Stored data entries:
..............................
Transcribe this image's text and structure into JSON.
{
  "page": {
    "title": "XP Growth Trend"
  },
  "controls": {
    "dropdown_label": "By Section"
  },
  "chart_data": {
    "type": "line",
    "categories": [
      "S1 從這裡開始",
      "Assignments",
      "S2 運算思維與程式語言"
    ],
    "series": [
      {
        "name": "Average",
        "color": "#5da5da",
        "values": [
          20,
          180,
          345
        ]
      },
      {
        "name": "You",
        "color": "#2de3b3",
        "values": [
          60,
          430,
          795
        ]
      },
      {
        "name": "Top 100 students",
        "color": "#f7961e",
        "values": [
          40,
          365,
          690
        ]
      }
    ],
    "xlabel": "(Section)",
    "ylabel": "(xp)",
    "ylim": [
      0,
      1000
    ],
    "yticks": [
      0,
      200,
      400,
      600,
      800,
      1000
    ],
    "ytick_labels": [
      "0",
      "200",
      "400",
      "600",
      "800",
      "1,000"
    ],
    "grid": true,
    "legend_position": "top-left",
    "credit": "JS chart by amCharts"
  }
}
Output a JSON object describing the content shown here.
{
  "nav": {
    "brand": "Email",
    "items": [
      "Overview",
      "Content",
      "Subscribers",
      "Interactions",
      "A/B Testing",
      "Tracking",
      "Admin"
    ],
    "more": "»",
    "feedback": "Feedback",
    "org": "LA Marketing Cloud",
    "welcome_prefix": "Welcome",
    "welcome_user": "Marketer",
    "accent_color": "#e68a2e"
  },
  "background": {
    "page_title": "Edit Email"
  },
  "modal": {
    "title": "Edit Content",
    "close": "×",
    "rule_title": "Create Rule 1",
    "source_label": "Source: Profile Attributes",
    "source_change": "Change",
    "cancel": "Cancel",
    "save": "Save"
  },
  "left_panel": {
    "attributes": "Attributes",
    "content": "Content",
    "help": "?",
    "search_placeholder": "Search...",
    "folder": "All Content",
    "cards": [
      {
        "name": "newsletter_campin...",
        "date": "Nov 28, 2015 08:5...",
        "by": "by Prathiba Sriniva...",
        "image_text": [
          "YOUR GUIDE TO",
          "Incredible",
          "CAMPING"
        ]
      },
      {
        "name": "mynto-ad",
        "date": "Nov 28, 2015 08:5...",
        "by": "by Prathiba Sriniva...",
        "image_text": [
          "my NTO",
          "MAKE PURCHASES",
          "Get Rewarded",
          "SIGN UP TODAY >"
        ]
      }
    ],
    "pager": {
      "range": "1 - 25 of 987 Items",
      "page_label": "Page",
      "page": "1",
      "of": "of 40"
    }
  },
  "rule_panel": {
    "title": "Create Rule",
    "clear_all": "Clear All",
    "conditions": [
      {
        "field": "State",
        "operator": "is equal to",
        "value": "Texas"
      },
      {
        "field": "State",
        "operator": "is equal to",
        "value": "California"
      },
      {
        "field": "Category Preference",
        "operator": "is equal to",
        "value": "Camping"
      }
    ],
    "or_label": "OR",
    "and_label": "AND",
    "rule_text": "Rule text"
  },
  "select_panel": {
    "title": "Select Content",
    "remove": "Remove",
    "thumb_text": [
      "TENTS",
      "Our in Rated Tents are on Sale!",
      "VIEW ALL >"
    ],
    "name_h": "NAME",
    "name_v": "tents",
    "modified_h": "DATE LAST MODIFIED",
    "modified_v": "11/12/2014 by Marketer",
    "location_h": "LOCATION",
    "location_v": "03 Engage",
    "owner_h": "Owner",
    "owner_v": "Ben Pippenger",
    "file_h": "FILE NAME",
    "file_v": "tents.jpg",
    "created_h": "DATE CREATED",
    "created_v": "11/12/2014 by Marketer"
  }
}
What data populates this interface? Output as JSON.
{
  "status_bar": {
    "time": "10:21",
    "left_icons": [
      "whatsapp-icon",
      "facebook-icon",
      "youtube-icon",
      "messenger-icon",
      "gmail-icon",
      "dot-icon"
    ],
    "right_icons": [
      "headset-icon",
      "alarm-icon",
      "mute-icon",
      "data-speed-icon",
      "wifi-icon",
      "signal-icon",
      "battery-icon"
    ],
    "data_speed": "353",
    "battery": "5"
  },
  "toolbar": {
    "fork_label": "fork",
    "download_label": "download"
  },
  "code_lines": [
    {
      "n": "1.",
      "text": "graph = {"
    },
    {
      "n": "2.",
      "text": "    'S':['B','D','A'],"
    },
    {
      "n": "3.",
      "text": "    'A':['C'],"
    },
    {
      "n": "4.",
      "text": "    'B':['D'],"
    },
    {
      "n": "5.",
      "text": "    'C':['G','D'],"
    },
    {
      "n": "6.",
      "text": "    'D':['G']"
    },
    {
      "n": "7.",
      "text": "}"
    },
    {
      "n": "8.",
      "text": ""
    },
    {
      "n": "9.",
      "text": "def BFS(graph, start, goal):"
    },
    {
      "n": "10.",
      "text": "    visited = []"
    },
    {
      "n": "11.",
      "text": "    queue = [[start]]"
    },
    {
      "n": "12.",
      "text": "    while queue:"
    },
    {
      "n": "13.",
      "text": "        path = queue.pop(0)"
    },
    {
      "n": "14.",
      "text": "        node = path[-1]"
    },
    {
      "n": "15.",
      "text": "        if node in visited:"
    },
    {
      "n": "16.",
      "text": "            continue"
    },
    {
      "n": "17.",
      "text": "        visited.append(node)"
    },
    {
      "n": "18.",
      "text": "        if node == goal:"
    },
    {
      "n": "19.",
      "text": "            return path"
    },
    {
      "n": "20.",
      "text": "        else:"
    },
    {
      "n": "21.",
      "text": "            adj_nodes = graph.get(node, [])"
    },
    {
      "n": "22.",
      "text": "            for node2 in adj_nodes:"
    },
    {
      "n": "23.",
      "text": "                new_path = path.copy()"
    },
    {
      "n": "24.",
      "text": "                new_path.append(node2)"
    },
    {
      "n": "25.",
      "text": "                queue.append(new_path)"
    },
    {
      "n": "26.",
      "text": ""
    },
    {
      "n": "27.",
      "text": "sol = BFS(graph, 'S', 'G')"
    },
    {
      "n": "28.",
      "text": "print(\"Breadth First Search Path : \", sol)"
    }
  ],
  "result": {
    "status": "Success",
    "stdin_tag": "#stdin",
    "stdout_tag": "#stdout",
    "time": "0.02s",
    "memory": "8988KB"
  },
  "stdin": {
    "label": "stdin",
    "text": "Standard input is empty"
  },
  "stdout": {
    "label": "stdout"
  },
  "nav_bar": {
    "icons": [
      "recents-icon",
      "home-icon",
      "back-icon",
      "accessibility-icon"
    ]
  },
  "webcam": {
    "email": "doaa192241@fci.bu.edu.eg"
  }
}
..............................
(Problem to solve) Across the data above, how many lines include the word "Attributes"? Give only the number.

(Answer to this task) 2